A diet including 2-3 portions of fatty fish per week, which corresponds to the intake of 1.25 g EPA (20:5n-3) + DHA (22:6n-3) per day, has been officially recommended on the basis of epidemiological findings showing a beneficial role of these n-3 long-chain PUFA in the prevention of cardiovascular and inflammatory diseases. The parent fatty acid ALA (18:3n-3), found in vegetable oils such as flaxseed or rapeseed oil, is used by the human organism partly as a source of energy, partly as a precursor of the metabolites, but the degree of conversion appears to be unreliable and restricted. More specifically, most studies in humans have shown that whereas a certain, though restricted, conversion of high doses of ALA to EPA occurs, conversion to DHA is severely restricted. The use of ALA labelled with radioisotopes suggested that with a background diet high in saturated fat conversion to long-chain metabolites is approximately 6% for EPA and 3.8% for DHA. With a diet rich in n-6 PUFA, conversion is reduced by 40 to 50%. It is thus reasonable to observe an n-6/n-3 PUFA ratio not exceeding 4-6. Restricted conversion to DHA may be critical since evidence has been increasing that this long-chain metabolite has an autonomous function, e.g. in the brain, retina and spermatozoa where it is the most prominent fatty acid. In neonates deficiency is associated with visual impairment, abnormalities in the electroretinogram and delayed cognitive development. In adults the potential role of DHA in neurological function still needs to be investigated in depth. Regarding cardiovascular risk factors DHA has been shown to reduce triglyceride concentrations. These findings indicate that future attention will have to focus on the adequate provision of DHA which can reliably be achieved only with the supply of the preformed long-chain metabolite."

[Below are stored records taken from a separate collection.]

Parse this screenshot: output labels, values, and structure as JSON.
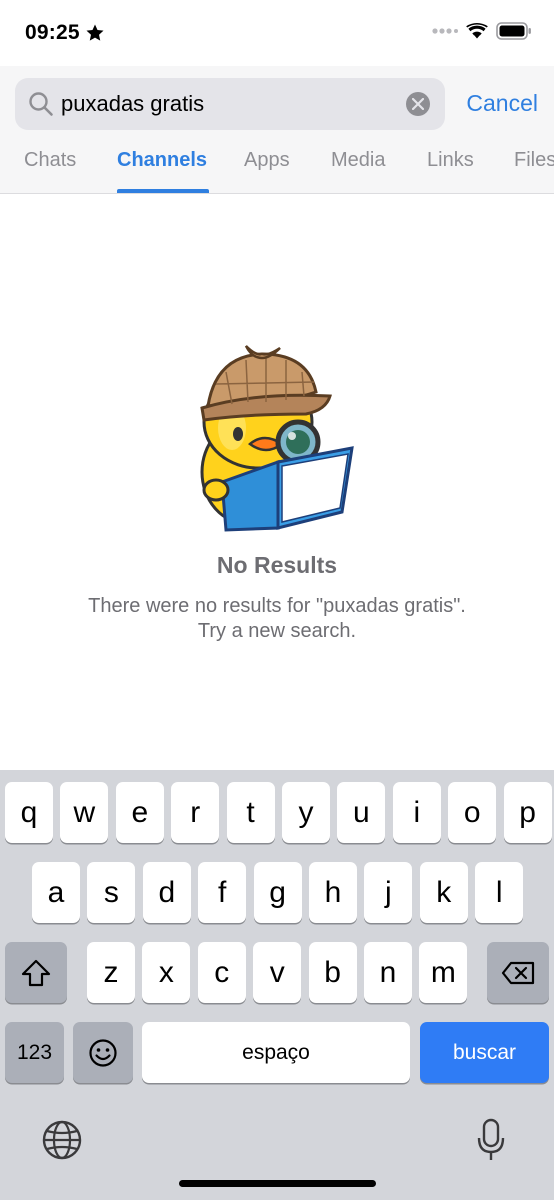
{
  "status_bar": {
    "time": "09:25",
    "icons": [
      "star-icon",
      "signal-dots-icon",
      "wifi-icon",
      "battery-icon"
    ]
  },
  "search": {
    "query": "puxadas gratis",
    "cancel_label": "Cancel",
    "icons": [
      "search-icon",
      "clear-icon"
    ]
  },
  "tabs": [
    {
      "label": "Chats"
    },
    {
      "label": "Channels",
      "active": true
    },
    {
      "label": "Apps"
    },
    {
      "label": "Media"
    },
    {
      "label": "Links"
    },
    {
      "label": "Files"
    }
  ],
  "empty_state": {
    "sticker": "duck-detective-reading-sticker",
    "title": "No Results",
    "line1": "There were no results for \"puxadas gratis\".",
    "line2": "Try a new search."
  },
  "keyboard": {
    "row1": [
      "q",
      "w",
      "e",
      "r",
      "t",
      "y",
      "u",
      "i",
      "o",
      "p"
    ],
    "row2": [
      "a",
      "s",
      "d",
      "f",
      "g",
      "h",
      "j",
      "k",
      "l"
    ],
    "row3": [
      "z",
      "x",
      "c",
      "v",
      "b",
      "n",
      "m"
    ],
    "numbers_label": "123",
    "space_label": "espaço",
    "return_label": "buscar",
    "icons": [
      "shift-icon",
      "backspace-icon",
      "emoji-icon",
      "globe-icon",
      "microphone-icon"
    ]
  },
  "colors": {
    "accent": "#2f7fe0",
    "keyboard_bg": "#d3d5da",
    "return_key": "#2f7cf5"
  }
}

All is a very strong statement. Some types of fish in some areas may have too high levels, but plenty of fish do not. If you are very conserned about heavy metals than you should avoid to excessive consumption of predatory fish such as shark, tuna and swordfish; and not overindulge in shellfish. In general, just eat a variety of types and do not consume excessive amounts. Fish are excellent sources of high-quality protein, low in saturated fat, contain unique combinations of nutrients not found in other foods. I think the vast majority of nutritionists and food safety authorities would recommend moderate consumption of fish.

Yes, it is a very strong statement. I myself mainly eat sardines and avoid the fish higher in the food chain, like you suggested. Mercury is no joke, it builds up on your system and there's no way off telling what the consequences will be in the long run.


There have been many studies. One author suggested that the problem was related to the VA interfering with calcium in the bones. If this is the case, then bodybuilders probably would not be immune. They would have a higher risk than bodybuilders who did not take the excessive VA.

I guess.... Still I don't think this is something to worry about for a bodybuilder.

MrWebb78
02-15-2003, 02:52 PM
once again, the whole food is far superior to the supplement. just eat, and save your money, one less supplement youll have to buy

restless
02-15-2003, 03:00 PM
Originally posted by MrWebb78
once again, the whole food is far superior to the supplement. just eat, and save your money, one less supplement youll have to buy

Yes, and since we're all mercury deficient.....

bradley
02-15-2003, 04:09 PM
Originally posted by MrWebb78
once again, the whole food is far superior to the supplement. just eat, and save your money, one less supplement youll have to buy

Although I would usually agree with the above statement, but when it comes to omega-3 fatty acids I find it hard to get adequate amounts from whole foods. A little flax oil and or fish oil is a beneficial supplement IMO.